▶ _Task item_
Scan the lines below for the word "非营业订单". Copy each line you find it in.

• • • • • • •

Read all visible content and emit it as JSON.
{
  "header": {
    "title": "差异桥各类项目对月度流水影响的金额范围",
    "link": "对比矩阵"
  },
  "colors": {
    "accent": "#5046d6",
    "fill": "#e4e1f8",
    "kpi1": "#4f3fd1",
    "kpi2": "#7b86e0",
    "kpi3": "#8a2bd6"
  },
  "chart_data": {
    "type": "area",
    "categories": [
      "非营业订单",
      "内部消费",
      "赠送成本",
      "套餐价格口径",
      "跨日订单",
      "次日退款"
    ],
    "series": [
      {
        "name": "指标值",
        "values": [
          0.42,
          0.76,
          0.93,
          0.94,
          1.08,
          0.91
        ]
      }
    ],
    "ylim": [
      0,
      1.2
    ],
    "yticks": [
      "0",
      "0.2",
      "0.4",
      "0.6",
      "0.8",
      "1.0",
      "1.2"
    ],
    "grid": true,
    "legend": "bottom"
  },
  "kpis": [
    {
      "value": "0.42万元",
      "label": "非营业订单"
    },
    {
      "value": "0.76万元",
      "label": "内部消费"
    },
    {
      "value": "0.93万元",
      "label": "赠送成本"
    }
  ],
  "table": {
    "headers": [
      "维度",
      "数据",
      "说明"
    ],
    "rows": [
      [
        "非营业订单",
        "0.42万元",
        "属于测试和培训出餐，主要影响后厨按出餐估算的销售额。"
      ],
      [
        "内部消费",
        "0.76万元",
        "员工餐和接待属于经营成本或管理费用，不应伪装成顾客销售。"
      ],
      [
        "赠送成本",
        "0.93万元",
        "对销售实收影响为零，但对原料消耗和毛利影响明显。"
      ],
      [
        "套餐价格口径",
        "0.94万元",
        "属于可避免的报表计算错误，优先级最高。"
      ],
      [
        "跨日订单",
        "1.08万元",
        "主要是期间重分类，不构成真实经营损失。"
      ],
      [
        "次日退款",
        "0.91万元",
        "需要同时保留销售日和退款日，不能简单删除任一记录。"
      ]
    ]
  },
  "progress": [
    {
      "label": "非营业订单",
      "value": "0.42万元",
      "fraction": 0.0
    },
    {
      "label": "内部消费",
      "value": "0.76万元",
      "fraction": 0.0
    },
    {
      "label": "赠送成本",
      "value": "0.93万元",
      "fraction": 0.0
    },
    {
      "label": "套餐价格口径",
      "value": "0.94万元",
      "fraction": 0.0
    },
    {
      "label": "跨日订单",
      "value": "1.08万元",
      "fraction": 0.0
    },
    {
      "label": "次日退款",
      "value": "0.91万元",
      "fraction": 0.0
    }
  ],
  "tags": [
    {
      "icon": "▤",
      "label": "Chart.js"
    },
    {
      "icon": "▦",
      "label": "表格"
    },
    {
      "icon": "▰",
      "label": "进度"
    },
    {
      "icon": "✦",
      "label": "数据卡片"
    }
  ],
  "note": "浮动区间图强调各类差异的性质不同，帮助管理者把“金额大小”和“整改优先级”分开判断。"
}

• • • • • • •

▶ _Written reply_
      "非营业订单",
      "label": "非营业订单"
        "非营业订单",
      "label": "非营业订单",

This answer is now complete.